What’s radical about that, you ask? Here’s what: these stories aren’t set in the inner city or some ethnic enclave and their primary focus isn’t on how badly white people have treated black, brown, yellow or red people. Instead, these are stories about middle-class kids growing up in the suburbs and struggling to figure out who they are, who they love and how to navigate the world. And the truly impressive thing is that they’re doing it without losing touch with their cultural roots, which only serves to enrich these plays all the more.

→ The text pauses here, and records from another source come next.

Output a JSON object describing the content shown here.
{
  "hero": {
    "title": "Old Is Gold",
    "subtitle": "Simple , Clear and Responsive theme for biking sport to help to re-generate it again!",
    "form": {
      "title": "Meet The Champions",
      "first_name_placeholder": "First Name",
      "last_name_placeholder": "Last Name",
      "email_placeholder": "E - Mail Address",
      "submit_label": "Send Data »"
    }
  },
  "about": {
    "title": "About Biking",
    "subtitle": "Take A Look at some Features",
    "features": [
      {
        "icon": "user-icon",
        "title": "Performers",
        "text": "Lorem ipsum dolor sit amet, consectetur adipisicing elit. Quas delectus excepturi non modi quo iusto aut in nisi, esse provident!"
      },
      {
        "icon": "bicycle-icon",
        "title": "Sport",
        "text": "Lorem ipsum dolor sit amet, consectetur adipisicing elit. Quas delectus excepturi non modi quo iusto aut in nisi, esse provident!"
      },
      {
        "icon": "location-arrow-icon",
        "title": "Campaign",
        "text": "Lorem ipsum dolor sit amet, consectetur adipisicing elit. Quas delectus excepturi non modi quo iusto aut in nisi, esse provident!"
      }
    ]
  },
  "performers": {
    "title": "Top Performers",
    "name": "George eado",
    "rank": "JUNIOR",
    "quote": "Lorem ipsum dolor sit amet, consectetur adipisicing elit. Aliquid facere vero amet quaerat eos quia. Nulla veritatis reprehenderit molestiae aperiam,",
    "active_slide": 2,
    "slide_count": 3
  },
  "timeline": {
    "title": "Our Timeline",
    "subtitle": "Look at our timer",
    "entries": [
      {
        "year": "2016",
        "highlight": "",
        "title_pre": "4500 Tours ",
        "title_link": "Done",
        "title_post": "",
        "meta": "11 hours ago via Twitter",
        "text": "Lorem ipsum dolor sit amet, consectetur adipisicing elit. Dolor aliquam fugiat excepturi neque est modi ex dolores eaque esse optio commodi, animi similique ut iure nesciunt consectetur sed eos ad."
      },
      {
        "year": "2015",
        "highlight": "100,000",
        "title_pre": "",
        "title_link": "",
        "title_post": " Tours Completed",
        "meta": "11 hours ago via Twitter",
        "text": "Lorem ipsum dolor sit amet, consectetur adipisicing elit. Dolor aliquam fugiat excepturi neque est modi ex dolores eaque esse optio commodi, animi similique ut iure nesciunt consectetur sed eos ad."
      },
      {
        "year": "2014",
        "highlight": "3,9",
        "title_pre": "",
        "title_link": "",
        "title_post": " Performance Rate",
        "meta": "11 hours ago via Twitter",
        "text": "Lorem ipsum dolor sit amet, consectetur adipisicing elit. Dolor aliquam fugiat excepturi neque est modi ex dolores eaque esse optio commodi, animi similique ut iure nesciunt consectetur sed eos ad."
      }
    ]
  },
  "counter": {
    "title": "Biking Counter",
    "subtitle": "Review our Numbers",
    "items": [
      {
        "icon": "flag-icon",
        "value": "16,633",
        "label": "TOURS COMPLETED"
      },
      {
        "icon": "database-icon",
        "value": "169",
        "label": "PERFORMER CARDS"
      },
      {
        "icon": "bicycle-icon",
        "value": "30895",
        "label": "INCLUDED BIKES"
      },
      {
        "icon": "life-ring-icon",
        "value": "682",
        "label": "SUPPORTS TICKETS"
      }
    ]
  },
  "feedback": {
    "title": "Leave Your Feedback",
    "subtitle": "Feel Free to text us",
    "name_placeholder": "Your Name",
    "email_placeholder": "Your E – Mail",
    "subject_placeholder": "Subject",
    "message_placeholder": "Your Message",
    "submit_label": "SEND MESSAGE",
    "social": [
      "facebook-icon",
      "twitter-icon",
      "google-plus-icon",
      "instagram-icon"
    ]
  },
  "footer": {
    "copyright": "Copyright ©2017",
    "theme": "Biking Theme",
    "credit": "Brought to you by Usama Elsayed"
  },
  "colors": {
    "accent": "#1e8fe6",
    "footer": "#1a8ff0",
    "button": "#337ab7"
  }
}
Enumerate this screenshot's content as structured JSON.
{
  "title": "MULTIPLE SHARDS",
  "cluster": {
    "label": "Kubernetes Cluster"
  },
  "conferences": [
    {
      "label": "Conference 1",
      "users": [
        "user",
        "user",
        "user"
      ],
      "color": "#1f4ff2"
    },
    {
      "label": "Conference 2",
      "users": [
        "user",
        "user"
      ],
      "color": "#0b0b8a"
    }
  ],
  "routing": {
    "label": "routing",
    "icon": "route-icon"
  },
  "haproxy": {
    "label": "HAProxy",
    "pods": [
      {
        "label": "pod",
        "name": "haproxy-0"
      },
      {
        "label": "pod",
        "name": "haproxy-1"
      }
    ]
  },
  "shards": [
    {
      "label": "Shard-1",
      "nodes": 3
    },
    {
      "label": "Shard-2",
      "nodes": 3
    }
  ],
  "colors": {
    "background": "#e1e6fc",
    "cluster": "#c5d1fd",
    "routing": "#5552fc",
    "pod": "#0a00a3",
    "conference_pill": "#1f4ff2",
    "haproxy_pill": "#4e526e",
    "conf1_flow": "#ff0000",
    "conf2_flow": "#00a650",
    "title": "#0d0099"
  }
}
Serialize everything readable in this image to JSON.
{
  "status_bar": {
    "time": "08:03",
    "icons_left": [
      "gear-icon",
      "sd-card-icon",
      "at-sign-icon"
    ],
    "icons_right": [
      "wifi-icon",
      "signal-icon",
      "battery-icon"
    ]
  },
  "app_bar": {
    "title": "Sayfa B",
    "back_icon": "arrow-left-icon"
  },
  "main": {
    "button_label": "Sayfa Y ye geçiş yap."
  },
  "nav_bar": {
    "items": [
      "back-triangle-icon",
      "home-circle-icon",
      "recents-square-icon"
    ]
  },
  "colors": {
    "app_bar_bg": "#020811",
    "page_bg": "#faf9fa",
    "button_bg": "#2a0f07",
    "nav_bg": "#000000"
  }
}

By the time Kyeoung’s in her teens, boys are taunting her with ignorantly racist remarks about Asian women having differently shaped vaginas. But all the girls are under relentless attack and in their confusion, they turn on one another or find ways to retreat by becoming less individualistic, identifying themselves through the men they hook up with or indulging in pathologies ranging from bulimia to drugs.